1. It Sets Unrealistic Expectations
"Searching or holding out for 'The One' can lead to the creation of unrealistic expectations," says Dr. Kimber Shelton, a licensed psychologist, relationship expert and owner of KLS Counseling & Consulting Services. "We can put too much pressure on the relationship, ourselves, or our partner to be perfect, meet all our needs, and be without flaws. We could end up missing out on a good relationship, as someone could feel overwhelmed by our expectations or feel as if we came on too strong."
2. You Might Maintain An Unhealthy Relationship To Keep The 'Fantasy'
"Learning that our partner is abusive, manipulative or controlling are all legitimate reasons to exit a relationship," Shelton says. "However, if we hold on to the idea that they are our soulmate, we could stay in a relationship that is unhealthy and possibly toxic. We wed ourselves to the idea of 'the one' instead of continuing to evaluate the quality of the relationship."
3. It Affects Your Self-Esteem
"[When we have] a healthy self-esteem, we realize that multiple components make up our happiness," Shelton says. "Chances are, there could be a number of people who would reasonably meet many of our relationship needs. Instead of focusing on 'the one', we allow relationships to challenge us to learn more about ourselves and empathize with others. We are not looking for the relationship to complete us, but remain open to relationships that empower and strengthen us, not giving up on love if our first relationship or the 'love of our life' relationship doesn’t work out."
4. You Might Make A Hasty Judgment About Your Partner
"In the early phase of a relationship, your brain is producing neurotransmitters, you are feeling elated, and you can think of nothing else but how in love you are," says Rhonda Milrad, founder and Chief Relationship Advisor at Relationup. "You tend to idealize your partner — exaggerating their virtues and denying their flaws. Given that your assessment of 'the one' is coming during a time when you are love-stuck, it is easy to get it wrong. And it can be very problematic to make impulsive decisions based on this conclusion."
5. You'll Be Discouraged If Things Don't Work Out

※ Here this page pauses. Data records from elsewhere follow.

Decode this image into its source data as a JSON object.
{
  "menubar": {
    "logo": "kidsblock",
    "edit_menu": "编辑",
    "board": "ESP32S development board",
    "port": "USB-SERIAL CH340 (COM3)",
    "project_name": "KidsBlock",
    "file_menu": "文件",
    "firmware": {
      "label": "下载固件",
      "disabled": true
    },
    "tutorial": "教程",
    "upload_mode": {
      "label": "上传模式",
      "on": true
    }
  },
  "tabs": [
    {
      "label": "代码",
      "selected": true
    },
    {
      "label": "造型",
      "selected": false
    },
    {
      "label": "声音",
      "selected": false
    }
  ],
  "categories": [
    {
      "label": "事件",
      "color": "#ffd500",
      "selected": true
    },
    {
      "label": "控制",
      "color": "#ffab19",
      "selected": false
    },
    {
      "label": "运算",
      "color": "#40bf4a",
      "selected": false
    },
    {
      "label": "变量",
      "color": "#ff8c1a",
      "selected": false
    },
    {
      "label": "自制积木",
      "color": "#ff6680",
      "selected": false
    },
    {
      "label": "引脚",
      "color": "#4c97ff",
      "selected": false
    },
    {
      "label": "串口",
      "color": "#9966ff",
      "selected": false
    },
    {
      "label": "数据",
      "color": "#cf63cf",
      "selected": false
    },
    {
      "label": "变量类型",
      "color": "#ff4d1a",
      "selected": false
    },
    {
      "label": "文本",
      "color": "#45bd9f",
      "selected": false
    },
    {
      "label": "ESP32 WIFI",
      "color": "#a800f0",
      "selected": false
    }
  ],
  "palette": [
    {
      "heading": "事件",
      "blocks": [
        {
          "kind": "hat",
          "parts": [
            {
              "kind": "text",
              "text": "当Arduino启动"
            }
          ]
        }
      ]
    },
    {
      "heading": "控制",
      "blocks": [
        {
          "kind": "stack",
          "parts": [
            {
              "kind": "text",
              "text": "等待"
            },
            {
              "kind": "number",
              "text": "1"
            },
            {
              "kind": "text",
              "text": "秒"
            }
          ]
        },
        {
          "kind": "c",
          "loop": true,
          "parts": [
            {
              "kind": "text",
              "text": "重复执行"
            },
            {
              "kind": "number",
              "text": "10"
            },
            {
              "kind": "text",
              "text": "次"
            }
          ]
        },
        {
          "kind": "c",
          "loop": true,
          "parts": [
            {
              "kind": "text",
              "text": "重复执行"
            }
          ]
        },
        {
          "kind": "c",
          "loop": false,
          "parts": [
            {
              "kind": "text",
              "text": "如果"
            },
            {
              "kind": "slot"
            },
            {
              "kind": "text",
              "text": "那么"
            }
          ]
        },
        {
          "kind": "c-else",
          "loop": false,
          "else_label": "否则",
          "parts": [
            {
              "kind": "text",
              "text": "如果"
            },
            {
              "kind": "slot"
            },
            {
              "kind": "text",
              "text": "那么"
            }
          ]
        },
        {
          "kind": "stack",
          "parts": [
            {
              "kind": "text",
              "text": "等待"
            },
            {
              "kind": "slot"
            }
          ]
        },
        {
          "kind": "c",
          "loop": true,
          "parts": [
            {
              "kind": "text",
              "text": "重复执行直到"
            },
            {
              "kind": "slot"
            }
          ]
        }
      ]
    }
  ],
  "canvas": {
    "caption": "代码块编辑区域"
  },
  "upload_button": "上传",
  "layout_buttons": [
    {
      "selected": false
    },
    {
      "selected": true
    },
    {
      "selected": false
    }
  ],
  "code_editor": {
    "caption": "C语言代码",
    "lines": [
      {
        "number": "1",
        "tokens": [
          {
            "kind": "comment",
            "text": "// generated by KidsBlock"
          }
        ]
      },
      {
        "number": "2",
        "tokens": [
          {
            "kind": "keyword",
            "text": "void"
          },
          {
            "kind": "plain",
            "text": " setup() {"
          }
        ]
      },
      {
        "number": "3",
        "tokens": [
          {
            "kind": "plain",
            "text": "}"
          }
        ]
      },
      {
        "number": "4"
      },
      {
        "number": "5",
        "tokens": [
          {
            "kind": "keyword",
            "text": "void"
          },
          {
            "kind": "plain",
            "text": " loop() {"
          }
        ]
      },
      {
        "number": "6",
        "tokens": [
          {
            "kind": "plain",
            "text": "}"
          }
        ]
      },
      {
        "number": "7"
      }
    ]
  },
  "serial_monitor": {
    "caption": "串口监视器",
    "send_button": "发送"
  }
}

"Believing that there is such as thing as 'The One' can lead you to think that you only have one chance of finding him/her," Milrad says. "Consequently, your fear that there is no one else out there for you may keep you invested in trying to make an unhealthy relationship work."
Sh*t happens, and things don't always work out for any number of reasons. In the event you're divorced or widowed, you deserve to feel optimistic about finding love later in life, and you shouldn't think there's no hope after losing someone you'd considered your one and only soulmate.
6. You Might Run At The First Sign Of Conflict
"Believing that there is a 'soulmate' who will never disappoint or hurt us is completely unrealistic," says Lesli Doares, a Couples Consultant & Coach. "In addition, the fantasy of 'The One' implies that if we can find that singular person then there will be no challenges in the relationship, ever. If there are challenges then, ipso facto, the person isn’t 'The One' and we need to move on." Bottom line? That's simply not true. All relationships take dedication and hard work, and arguing with a significant other occasionally doesn't mean they aren't a compatible partner for you.
7. It Takes Away Your Agency
"Soulmates are something you can become through work, ongoing communication, clear expression of needs, negotiation and commitment — you’ll never find a soulmate," Astroglide's Resident Sexologist, Dr. Jess, tells Bustle. "Relationships don’t work out because you’re 'meant to be'; you can choose to make a relationship work or not work. This choice/agency is empowering and lays the groundwork for a much healthier relationship than so-called fate."
Images: Fotoila; Giphy (7)